This program is designed for undergraduate students interested in the relationship between food, gender, and sustainability in the context of Italy. During this short-term program, you spend three weeks traveling in Italy exploring the distribution, production, and consumption of food. You will participate in local site visits at restaurants, an agritourism farm, food markets, cooking classes, and chocolate factories. You will experience Italian cuisine and the gendered systems that produce it. These culinary experiences will be supplemented with other cultural activities.
This program is based in Rome and includes travel to Umbria and Napoli. Some of the features of the program include: visit to the Ghetto, visit to Umbria, tour of Perugina factory, visit of Orsini Farm, truffle hunting and fishing workshops, visit to Napoli, Pontere' and sustainable milk production, Vico Pazzariello and traditional food and dance, visit to Castel Sant'Elmo, day-trip to Viterbo and visit to an olive oil farm, community service, cooking classes, guest lectures, and more.
- Discuss how gender, history, geography, and the marketplace impact food preferences, ethics, and availability
- Analyze food ethics and sustainability
- Develop awareness of the social, economic and environmental aspects of our global food system, and the various ways in which individuals and societies interact with and experience food
- Make connections between eating and cultural identities and beliefs
- Double or triple rooms
- Shared bathrooms
- Shared kitchen
- Communal lounge space

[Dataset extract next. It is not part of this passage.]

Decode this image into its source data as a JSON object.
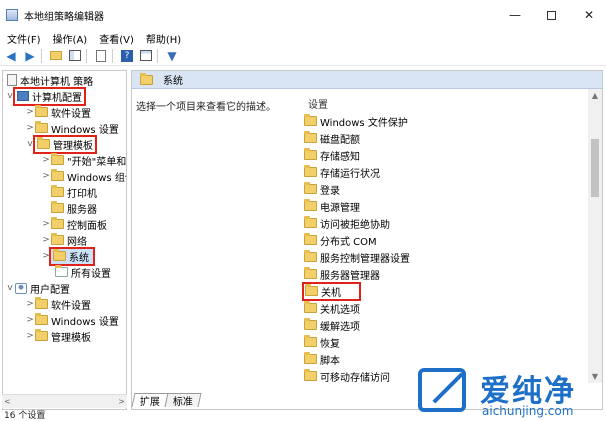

- Laundry service – extra fee
Food is sustenance and absolutely essential to life. But food is never simply about nutrition. Because it is fundamental to the human experience, food is also a medium for the expression of culture and social identity. Moreover, food relays complex social messages about gender, sexuality, and family. Consequently, food is also a means for expressing the social and symbolic use of power and control in which social inequalities are expressed in culinary forms. This course will examine food from the vantage point of gendered systems of production, distribution, and consumption as we consider: How does your food come to your table (or not) and what are the political implications of personal tastes? By the end of this course, students will be able to: 1) apply anthropological and feminist theories to food and eating in a cross-cultural perspective; 2) understand how gender, race and class influence our access to and perspective on food; 3) make connections between eating and cultural identities and beliefs; and 4) use writing (and rewriting) as a process for developing understanding, exploring alternative points of view, considering their audience, and entering into an academic conversation.
The Pitt Study Abroad Office works with the Arcadia Rome Center as the service provider for this program. The Arcadia Center is located on the campus of Universita degli Studi Roma Tre, a convenient and accessible spot in the southern quarter of the city known as Ostiense. Your classes will take place at the Arcadia Center.
Salam! I’m Nazir and I'm your Study Abroad Program Manager. I was born and raised abroad and went to schools in Afghanistan, Iran, and the U.S. I also took classes in India and United Arab Emirates. I worked for the U.S. Department of State, USAID, and German Foreign Office for over ten years before moving to Pittsburgh in 2014. At the U.S. Embassy in Kabul, I assisted Afghan students to study in the U.S., and now I'm glad I have the opportunity to help American students study abroad.
Stop by the office during my walk-in hours (Tue, Wed, Thu from 2-4pm) or get in touch with me at firstname.lastname@example.org or 412-383-4827 to discuss the study abroad options.
Frayda Cohen is a Senior Lecturer and Undergraduate Adviser for the Gender, Sexuality, and Women’s Studies Program. She is a cultural anthropologist whose research interests are on children and adoption, gender, food, and transnationalism. She has spent several years working in China and was also previously the Director for the summer 6-week study abroad program, Pitt in China. More recently, she has traveled to Italy and is developing a project on emerging Chinese communities in Italy. She regularly teaches courses on gender and food, global feminisms, gendered bodies, and popular culture, and feminist theory.
|Estimated Expenses Billed by Pitt||$5,499||$5,699|
|Estimated Additional Expenses||2,800||$2,800|
|Total Estimated Cost||$8,299||$8,499|
Final program costs will be available by November 15.
Remember that your lifestyle and spending choices can greatly affect the amount of money you'll need while abroad. Visit our Budgeting page for more information.
As a part of your Food Studies program fee, the following are included:
- Tuition for 6 credits
- Shared accommodations through the program
- On-site transportation
- Class related activities such as tours of markets, chocolate factories, and olive oil productions
- International travel health insurance
- Airport transfers
The program will take place in May 2020. Exact program dates will be posted soon.
- Please note, coursework begins prior to departure for the program.
- Due to the nature of the program, the schedule is subject to change. There may be instances where a guest speaker or visit needs to be rescheduled. We ask for your patience and understanding in advance.
- Remember that this is an intensive summer academic program and that you should expect to invest the same amount of time and effort on your courses abroad as you would on a course at Pitt.
- There are required excursions and activities outside of normal scheduled classes.